Series on Hunt for Nazi Treasures Mostly Chases Rumors
This is not The Monuments Men.
Nazi Treasure Hunters. American Heroes Channel. Tuesday, May 1, 10 p.m.
For many years I've scoffed at people who say the earth's supply of oil will run out soon. My argument is that future technologies which might help us pump oil that's currently inaccessible cannot be predicted. It turns out this is also true of the television supply of TV shows about Nazis. Just when I thought every single known fact about them had been turned into a History Channel documentary, the industry unleashed its version of All The Time television has been guaranteed for several centuries more.
The first poisonous fruit of this endeavor is the American Heroes Channel's Nazi Treasure Hunters. Which is not, as it turns out, a show in which people don coal-scuttle-shaped helmets and march around on the beach waving metal detectors.
Rather, it's a show about historians chasing old rumors of stolen gold, art and antiquities supposedly stashed away by high-ranking Nazis in the final days of World War II, in hopes they could be retrieved in some kind of Boys from Brazil afterlife.
Nazi kleptomania is no rumor, but a cruel fact; especially in the early days of the war, as the German army dispatched its enemies with shock-and-awe rapidity that inflicted relatively little physical damage, systematic looting was the order of the day. And much of the pilferage was not found at the end of the war.
But all that buried treasure has been assiduously hunted for more than seven decades now. Though there's an occasional exception, most of the old leads have long been played out, though obviously the awesome half-life of the Nazis on television has not.
The first episode of Nazi Treasure Hunters concentrates on the incredible collection of stolen artwork amassed by Hermann Goering, head of the German air force and the second most powerful man in Hitler's regime.
On the list of evil Nazi deeds in need of redress, Goering's pilfered art collection may seem to rank somewhere south of the 6,000,001th most egregious.
But the sums of money, seriously considered, are staggering. A single collection looted by Goering from a Dutch art dealer is believed to have been worth hundreds of millions of millennial dollars.

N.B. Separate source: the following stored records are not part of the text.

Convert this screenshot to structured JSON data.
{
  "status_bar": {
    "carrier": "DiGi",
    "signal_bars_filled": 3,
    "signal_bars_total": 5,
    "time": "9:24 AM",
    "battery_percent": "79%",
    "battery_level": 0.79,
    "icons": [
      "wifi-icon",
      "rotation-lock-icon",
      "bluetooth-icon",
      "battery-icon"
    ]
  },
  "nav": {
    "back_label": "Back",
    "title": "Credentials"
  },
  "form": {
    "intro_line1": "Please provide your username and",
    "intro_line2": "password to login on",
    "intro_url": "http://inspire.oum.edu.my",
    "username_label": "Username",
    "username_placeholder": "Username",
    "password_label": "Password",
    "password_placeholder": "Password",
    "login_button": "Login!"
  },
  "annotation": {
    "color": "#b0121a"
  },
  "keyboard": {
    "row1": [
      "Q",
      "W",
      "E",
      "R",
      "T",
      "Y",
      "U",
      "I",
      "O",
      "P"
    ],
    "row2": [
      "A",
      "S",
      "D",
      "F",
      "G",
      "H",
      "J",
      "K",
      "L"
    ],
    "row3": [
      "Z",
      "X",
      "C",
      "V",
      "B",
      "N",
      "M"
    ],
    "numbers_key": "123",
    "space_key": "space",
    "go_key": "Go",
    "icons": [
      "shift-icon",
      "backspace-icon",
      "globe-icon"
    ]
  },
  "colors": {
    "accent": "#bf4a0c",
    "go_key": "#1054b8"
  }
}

But whoever's got the Goering goodies—If, indeed, they still exist; the final days of Hitler's Germany were a frenzy of Allied bombing and Red Army annihilation—probably has nothing to fear from the wannabe Indiana Joneses of this show.

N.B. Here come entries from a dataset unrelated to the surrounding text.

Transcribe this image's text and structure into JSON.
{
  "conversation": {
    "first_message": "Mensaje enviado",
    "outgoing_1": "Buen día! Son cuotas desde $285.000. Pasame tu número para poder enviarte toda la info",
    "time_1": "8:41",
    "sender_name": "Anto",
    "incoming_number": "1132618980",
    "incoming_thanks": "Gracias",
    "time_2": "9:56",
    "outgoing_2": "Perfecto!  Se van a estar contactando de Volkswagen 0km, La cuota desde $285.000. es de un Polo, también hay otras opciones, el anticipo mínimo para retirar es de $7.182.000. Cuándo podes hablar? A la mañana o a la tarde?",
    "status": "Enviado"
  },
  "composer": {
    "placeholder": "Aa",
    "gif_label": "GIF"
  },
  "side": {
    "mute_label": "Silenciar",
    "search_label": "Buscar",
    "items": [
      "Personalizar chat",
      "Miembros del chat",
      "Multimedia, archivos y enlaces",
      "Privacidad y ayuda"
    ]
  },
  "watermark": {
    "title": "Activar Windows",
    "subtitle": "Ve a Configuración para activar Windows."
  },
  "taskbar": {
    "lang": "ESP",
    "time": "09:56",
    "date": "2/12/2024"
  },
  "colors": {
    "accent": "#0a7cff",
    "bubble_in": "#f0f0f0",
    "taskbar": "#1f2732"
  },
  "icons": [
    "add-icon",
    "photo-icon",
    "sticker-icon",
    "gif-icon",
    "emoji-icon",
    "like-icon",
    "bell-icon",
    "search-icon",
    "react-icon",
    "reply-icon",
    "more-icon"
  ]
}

With much fanfare, they find a hole leading into a decrepit old bunker beneath the site of a Goebbels mansion where much of his art was stored. (Purloined paintings covered so much wall space that Goebbels began mounting them on the ceilings.) The magnificence of this discovery is only somewhat diminished by the fact that modern graffiti artists have preceded them; or that the bunker was thoroughly searched by East German authorities before they razed the house above it.
Then there's Stolpsee, a German lake into the middle of which Gestapo officers in 1945 supposedly dumped three large crates. Not the least of the problems with this one is that it's hard to imagine why Goering would have picked the bottom of a lake to store precious paintings, not to mention what would be left of them 70-odd years later.
No matter: the official finding of the treasure hunters, after flailing around for a few hours in scuba gear, is that the bottom of the lake is really muddy—who could have imagined?—and who knows what might have sunk in there? At that, the Treasure Hunters fellows still come off less silly than a team of divers on another lake expedition funded by CBS a few years back; they triumphantly surfaced with a sealed metal container, which, when opened, proved to be full of beer-bottle caps and a message: "Sorry, not this time."
In other cases, the team is searching (or pretending to; the editing of Treasure Hunters is magnificently dodgy) for artwork that's already been recovered. The entire enterprise is transparently phony that it's likely to do serious damage to the previous solid reputations of two of the men involved: Robert Edsel, author of The Monuments Men, an account of early Nazi-treasure hunters, and World War II historian James Holland.
The third of the treasure hunters, Irish-born Conor Woodman, bills himself as an "investigative journalist," but is better known as the host of various dubious European reality-TV shows and seems to have found his real place in television with Treasure Hunters. My guess is he'll next turn up hosting The Real Housewives Of Berchtesgaden, or perhaps a reality TV version of the classic Angry Samoans ballad of Nazi-treasure hunting, They Saved Hitler's Cock.